Those who possess the gift of the Holy Ghost after baptism and confirmation can receive more light and testimony. This is because the gift of the Holy Ghost is “a permanent witness and higher endowment than the ordinary manifestation of the Holy Spirit.”21 It is the higher endowment because the gift of the Holy Ghost can act as “a cleansing agent to purify a person and sanctify him from all sin.”22
Because baptism by water and of the Spirit is essential for full salvation, in the eternal nature of things all of God’s children should have this opportunity, including those who have lived in centuries past. The doctrine of baptism of the living for the dead in the temple was understood and practiced in the early Christian church. Paul, in his great discussion about the Resurrection, reasoned: “Else what shall they do which are baptized for the dead, if the dead rise not at all? why are they then baptized for the dead?”23 Doing something so vital for those who cannot do it for themselves is truly Christlike. By laying down His life to atone for the sins of all mankind, Jesus did that for us which we cannot do for ourselves. The prophet Malachi referenced this concept when he spoke of the coming of the prophet Elijah, who would “turn the heart of the fathers to the children, and the heart of the children to their fathers, lest [the Lord] come and smite the earth with a curse.”24 This is accomplished in large measure through vicarious work for the dead.

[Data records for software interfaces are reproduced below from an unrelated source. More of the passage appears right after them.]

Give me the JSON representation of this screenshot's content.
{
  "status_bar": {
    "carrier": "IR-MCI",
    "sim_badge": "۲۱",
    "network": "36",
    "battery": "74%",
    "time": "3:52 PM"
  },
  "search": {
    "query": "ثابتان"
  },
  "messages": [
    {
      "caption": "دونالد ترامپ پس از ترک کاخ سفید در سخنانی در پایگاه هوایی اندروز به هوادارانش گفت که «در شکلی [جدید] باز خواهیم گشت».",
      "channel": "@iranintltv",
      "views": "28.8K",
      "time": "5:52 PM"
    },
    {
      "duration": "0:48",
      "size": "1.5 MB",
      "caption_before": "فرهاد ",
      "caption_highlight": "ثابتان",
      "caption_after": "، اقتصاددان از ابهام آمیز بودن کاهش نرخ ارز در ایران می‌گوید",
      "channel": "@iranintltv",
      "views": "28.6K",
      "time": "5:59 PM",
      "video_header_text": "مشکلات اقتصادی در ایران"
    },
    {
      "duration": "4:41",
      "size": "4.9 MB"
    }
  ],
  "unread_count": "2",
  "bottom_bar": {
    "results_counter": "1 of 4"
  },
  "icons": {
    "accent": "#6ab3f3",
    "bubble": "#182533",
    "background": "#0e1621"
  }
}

No other organization on the earth is doing more to fulfil Malachi’s promise than the Church. At great expense and effort the Church is now the custodian of the greatest treasure of family records in the world. The Church now has 660 million names on the FamilySearch™ Internet Web site.25 These records are freely shared with anyone who wishes to research them.
As I have lived so many years since my baptism by water, I have come to savor the spiritual gifts of the Holy Ghost that come through baptism of the Spirit. I was confirmed 72 years ago by one having authority, Joseph A. F. Everett, a close friend of my parents and a very noble man.
I humbly pray that the Spirit of the Lord will put His seal upon the importance of the things about which I have spoken. I witness that we cannot be fully converted until we “walk in newness of life”26 and are at heart a new person, “purged from [our] old sins.”27 This can only come about by being born again of the water and of the Spirit through baptism and receiving the gift of the Holy Ghost. In this way we receive divine forgiveness, by which we can know in our hearts that our sins are remitted.28 I know this to be true and so testify in the name of Jesus Christ, amen.